Title

Salary, Suppression, and Spies: Journalistic Challenges in Uganda

Document Type

Article

Publication Date

1-1-2021

Abstract

Despite enduring “some of the worst political and economic chaos anywhere in the world” (Mwesige, P. G. 2004. “Disseminators, Advocates and Watchdogs: A Profile of Ugandan Journalists in the New Millennium.” Journalism: Theory, Practice & Criticism 5 (1): 69–96. doi:10.1177/1464884904039556), for the last quarter century Uganda has seen significant progress under President Yoweri Museveni, who is credited with liberalizing the media and instituting a constitutional guarantee of free press (Kalyango, Y., and P. Eckler. 2010. “Media Performance, Agenda Building, and Democratization in East Africa.” Communication Yearbook 34: 355–389). Now, Uganda has “one of the more vibrant media scenes in east and central Africa” (Freedom House. 2017. Freedom of the Press 2017. Uganda. https://freedomhouse.org/report/freedom-press/2017/uganda, para. 5–6). Still, journalist continue to face challenges. This study utilized in-depth interviews to examine the challenges Ugandan reporters face and what could be done to alleviate them. Through the lens of Shoemaker and Reese’s (2013. Mediating the Message in the 21st Century: A Media Sociology Perspective. Routledge) Hierarchy of Influences Model, findings reveal that journalists’ challenges come from almost every level. At the individual level, journalists lack professionalism and engage in unethical behavior. Some of these challenges can be blamed on news organizations due to low pay and failed efforts to create a united professional organization to train reporters to act ethically. Extramedia forces, namely, government restrictions, also pose significant challenge. And some restrictions, such as limited access to information, are influenced by ideological factors. As Tabaire (2007. “The Press and Political Repression in Uganda: Back to the Future?” Journal of Eastern African Studies 1 (2): 193–211. doi:10.1080/17531050701452408) suggests, “Only a much more democratic Uganda will ensure a freer press” (208).

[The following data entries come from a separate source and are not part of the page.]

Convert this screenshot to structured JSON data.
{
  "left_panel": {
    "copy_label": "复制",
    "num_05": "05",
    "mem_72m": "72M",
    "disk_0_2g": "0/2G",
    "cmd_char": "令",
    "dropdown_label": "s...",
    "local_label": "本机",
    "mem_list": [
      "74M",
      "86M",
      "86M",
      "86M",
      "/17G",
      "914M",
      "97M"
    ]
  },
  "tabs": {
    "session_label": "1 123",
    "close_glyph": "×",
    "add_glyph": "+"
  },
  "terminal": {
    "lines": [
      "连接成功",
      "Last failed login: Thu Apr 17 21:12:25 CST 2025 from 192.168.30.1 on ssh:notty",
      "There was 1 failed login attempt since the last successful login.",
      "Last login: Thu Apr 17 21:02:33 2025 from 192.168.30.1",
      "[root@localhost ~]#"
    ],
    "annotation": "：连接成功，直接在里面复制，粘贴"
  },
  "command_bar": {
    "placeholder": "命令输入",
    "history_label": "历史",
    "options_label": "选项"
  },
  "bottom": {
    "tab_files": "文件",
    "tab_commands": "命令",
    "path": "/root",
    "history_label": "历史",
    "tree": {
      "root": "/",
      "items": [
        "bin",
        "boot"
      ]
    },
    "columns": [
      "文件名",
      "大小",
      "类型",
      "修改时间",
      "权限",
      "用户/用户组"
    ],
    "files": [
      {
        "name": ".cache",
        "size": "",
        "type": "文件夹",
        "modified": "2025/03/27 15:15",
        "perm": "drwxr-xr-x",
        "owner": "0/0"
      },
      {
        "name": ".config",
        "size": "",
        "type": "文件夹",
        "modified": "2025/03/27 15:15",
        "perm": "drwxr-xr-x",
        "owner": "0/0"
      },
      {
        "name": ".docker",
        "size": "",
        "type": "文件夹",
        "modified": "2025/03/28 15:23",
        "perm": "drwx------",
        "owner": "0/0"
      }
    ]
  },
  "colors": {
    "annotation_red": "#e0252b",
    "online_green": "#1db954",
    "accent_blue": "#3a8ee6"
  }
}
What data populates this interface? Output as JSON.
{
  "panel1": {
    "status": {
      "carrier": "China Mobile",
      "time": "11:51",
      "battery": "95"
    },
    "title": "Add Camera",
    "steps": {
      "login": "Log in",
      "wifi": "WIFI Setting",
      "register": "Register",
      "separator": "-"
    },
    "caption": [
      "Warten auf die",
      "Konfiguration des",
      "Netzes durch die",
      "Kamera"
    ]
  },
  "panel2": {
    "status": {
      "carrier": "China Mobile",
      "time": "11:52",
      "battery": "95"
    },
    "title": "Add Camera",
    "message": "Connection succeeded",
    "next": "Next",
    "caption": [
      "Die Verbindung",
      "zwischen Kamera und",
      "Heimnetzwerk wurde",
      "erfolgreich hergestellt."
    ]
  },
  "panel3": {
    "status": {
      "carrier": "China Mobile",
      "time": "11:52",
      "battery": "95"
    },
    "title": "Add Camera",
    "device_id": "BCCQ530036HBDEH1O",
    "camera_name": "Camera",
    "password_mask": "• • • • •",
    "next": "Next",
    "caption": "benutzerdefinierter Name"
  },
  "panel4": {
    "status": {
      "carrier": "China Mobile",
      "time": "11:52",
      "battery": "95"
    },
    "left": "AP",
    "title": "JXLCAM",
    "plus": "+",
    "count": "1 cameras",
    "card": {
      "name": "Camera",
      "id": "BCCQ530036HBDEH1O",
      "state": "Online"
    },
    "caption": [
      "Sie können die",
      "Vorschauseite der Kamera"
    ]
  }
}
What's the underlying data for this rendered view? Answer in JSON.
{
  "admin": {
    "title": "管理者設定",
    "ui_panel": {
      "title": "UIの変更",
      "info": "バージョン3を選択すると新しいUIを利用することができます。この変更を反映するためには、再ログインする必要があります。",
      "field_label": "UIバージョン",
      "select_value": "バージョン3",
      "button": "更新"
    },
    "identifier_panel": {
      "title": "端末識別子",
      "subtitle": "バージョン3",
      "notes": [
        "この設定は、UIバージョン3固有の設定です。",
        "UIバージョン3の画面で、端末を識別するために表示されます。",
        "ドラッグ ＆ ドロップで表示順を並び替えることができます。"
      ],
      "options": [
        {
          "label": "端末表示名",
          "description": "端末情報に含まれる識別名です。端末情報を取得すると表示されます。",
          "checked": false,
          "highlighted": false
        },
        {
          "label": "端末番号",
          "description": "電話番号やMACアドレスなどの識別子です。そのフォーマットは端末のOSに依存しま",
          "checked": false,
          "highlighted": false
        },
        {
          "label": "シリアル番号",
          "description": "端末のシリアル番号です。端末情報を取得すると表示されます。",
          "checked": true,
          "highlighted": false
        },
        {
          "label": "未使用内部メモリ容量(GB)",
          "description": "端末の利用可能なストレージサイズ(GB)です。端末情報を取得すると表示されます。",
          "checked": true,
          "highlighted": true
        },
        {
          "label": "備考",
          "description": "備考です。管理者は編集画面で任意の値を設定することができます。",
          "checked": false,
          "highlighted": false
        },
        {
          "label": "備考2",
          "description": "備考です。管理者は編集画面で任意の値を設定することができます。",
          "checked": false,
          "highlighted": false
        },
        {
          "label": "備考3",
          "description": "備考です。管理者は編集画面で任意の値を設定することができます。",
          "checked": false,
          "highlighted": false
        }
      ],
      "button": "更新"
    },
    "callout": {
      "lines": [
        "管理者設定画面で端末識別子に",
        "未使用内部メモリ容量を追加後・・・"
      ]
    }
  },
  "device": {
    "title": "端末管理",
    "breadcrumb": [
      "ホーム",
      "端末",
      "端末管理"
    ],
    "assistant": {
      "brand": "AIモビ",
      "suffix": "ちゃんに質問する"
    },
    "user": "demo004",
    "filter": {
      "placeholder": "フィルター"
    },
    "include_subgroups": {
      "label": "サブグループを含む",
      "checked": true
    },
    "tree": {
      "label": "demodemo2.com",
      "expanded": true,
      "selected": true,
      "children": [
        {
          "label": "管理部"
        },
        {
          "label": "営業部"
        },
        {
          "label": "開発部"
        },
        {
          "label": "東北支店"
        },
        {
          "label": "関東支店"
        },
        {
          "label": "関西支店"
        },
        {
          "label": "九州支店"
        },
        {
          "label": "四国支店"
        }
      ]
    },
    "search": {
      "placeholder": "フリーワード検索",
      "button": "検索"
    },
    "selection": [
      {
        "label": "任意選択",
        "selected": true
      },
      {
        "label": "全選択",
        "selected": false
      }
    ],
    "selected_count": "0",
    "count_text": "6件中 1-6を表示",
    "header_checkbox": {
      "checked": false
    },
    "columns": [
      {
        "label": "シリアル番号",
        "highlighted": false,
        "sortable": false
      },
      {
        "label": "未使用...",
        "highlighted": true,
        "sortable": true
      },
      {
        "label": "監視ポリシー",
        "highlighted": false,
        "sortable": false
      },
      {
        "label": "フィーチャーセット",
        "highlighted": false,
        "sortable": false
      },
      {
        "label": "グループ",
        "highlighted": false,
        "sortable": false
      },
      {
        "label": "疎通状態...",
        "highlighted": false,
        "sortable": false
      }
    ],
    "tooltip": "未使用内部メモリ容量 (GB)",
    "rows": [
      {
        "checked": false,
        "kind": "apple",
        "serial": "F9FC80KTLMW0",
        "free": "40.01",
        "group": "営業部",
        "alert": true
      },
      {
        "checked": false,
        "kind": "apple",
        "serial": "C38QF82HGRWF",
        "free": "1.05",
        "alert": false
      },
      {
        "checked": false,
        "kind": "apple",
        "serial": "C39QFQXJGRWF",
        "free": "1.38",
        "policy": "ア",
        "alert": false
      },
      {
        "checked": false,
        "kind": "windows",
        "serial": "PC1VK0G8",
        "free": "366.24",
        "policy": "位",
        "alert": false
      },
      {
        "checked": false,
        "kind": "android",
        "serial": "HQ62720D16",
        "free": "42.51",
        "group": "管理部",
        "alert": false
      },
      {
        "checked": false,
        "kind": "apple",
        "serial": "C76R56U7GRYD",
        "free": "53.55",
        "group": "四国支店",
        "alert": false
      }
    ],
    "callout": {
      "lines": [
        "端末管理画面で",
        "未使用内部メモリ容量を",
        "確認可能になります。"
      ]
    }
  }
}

This document is currently not available here.

Share

COinS